A challenging scanning task of an underground water pipe in North London, stretching to close to 1km, with no GNSS assistance
It was with some trepidation that Commendium accepted the challenge of surveying an 800m long, 0.9m wide water-pipe in North London. Being underground, without the aid provided by GNSS and the capture of surrounding furniture, surveying a metal pipe must pose the most challenging of subjects for LiDAR, with few clues in the data to assist with the registration and alignment of scans. We set about this by mounting a RIEGL VZ-400 onto a crawler provided by the Water Services Group, and set up a process to take scans every 3m through the tunnel. We supplemented the displacement measurement by using an IMU to measure orientation and displacement between scans as precisely as possible. Scans were taken manually by connecting the scanner to the computer via fibre optical link, which via ethernet switching also allowed us to capture photographs and video at the same time.

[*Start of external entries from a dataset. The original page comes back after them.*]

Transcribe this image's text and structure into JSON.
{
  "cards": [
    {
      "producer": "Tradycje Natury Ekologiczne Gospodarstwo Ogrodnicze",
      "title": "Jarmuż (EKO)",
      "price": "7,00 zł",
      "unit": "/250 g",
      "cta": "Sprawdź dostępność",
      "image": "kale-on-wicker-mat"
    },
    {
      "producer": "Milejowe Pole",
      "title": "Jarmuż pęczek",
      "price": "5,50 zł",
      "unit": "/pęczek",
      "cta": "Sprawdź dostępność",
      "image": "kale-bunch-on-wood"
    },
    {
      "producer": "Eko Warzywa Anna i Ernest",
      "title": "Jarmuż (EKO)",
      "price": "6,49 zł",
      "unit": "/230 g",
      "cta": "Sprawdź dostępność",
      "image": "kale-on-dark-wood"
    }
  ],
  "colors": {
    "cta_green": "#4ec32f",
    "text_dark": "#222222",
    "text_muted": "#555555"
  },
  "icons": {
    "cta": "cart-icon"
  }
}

Back in the office, the scans were realigned using data from the IMU and then brought into RiSCAN PRO for manual, fine stitching using the MSA (Multi Station Adjustment) tools. It was vital to disable roll before picking tie points from small imperfections in the pipe revealed by the scanners. For this particular project, there was no way around this slow manual process, but the results were excellent, a tribute to the quality of the core RIEGL LiDAR technology. We ‘closed the survey loop’ by surveying over the surface to the other end of the pipe, this time enabling auto-registration as GNSS and plenty of street ‘furniture’ was available to stitch scans. In the end the loop closure was under two metres over 1.8km, data that met all requirements of the end customer and provided a highly satisfactory conclusion for a difficult project.
This project was completed with the VZ-400 displaying the robust reliability of RIEGL terrestrial scanners. The current VZ-400i model incorporates IMU as well as additional integrated sensors to assist initial positioning and registration. For more information about the current models of terrestrial laser scanners, please click here.